If your baby requires hospitalization for diagnostic testing or treatment, it can be a stressful and emotional time for both you and your baby. It is important to ask questions, voice concerns, and communicate openly with your healthcare team to ensure that you feel informed and supported throughout the process.
In some cases, diagnostic testing may reveal underlying conditions such as small intestinal bacterial overgrowth (SIBO), which can contribute to reflux symptoms. If SIBO is suspected, your doctor may recommend further testing and treatment to address this condition.
Frequently Asked Questions
What are the most effective ways to soothe my baby’s reflux?
There are several ways to soothe your baby’s reflux. One of the most effective ways is to keep your baby upright after feeding for at least 30 minutes. You can also try feeding your baby smaller, more frequent meals throughout the day, and burping them after every feeding. Additionally, you can try placing your baby on their back to sleep with their head elevated at a 30-degree angle.
What treatments are available for acid reflux in breastfed infants?
If your breastfed infant has acid reflux, there are several treatments available. One of the most effective treatments is to change your diet if you are breastfeeding. You can try eliminating certain foods from your diet, such as caffeine, chocolate, and spicy foods. You can also try giving your baby smaller, more frequent feedings, and burping them more often. If these treatments are not effective, your doctor may recommend medication.
Which symptoms indicate my baby might have reflux and what treatments should I consider?
Some of the most common symptoms of reflux in babies include spitting up, vomiting, and fussiness after feeding. Other symptoms may include coughing, gagging, and arching of the back during feeding. If you suspect that your baby has reflux, you should speak with your doctor. They may recommend treatments such as medication, changes to your baby’s feeding routine, or changes to your diet if you are breastfeeding.
At what age does reflux typically peak in infants?
Reflux typically peaks in infants around 4 months of age and usually resolves on its own by the time the baby is 12 months old. However, some babies may continue to experience reflux beyond this age.
How can I alleviate congestion in my newborn caused by reflux?
If your newborn is experiencing congestion due to reflux, there are several things you can do to alleviate their symptoms. You can try using a humidifier in their room to keep the air moist, especially during the winter months. You can also try using a saline nasal spray to help clear their nasal passages. Additionally, you can try using a bulb syringe to suction out any excess mucus.
What are the best practices to prevent milk reflux in babies?
To prevent milk reflux in babies, it is important to feed them in an upright position and keep them upright for at least 30 minutes after feeding. You can also try feeding your baby smaller, more frequent meals throughout the day, and burping them after every feeding. Additionally, you can try placing your baby on their back to sleep with their head elevated at a 30-degree angle.
Our goal is to empower you with concise probiotic guidance for a healthier gut.
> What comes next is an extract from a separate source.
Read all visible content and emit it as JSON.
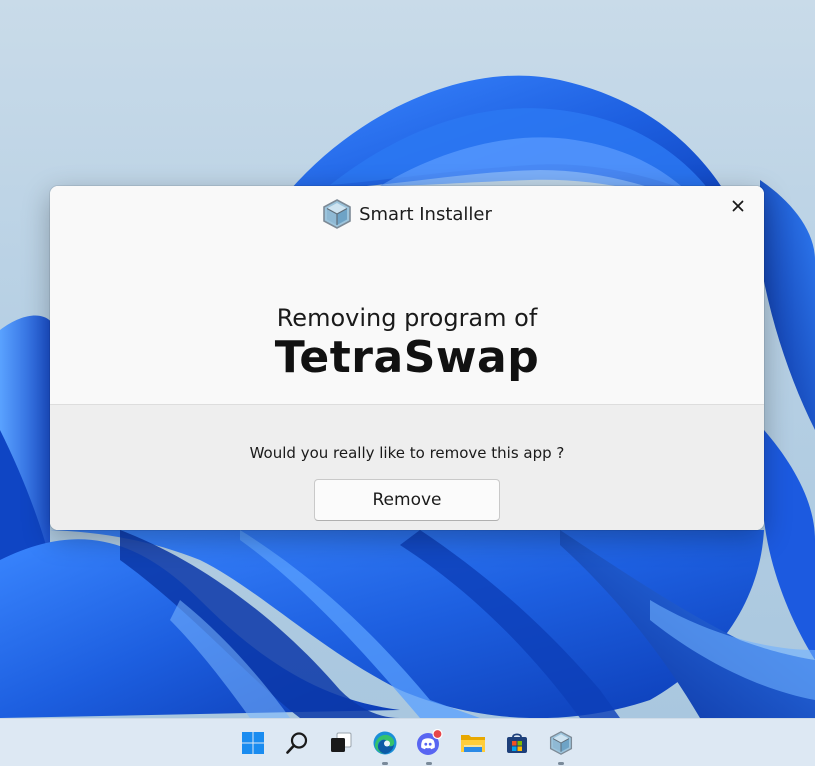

With expert advice, we provide the knowledge to improve your well-being and navigate the world of probiotics efficiently, ensuring you achieve optimal gut health.
- Are Probiotics Good for Digestive Health?
- The Benefits of Probiotics for Athletic Performance
- Probiotics for Athletes: Benefits and Risks
- How Exercise Impacts the Gut
- How Gut Health Affects Exercise
As an affiliate, we may earn a commission from qualifying purchases. We get commissions for purchases made through links on this website from Amazon and other third parties.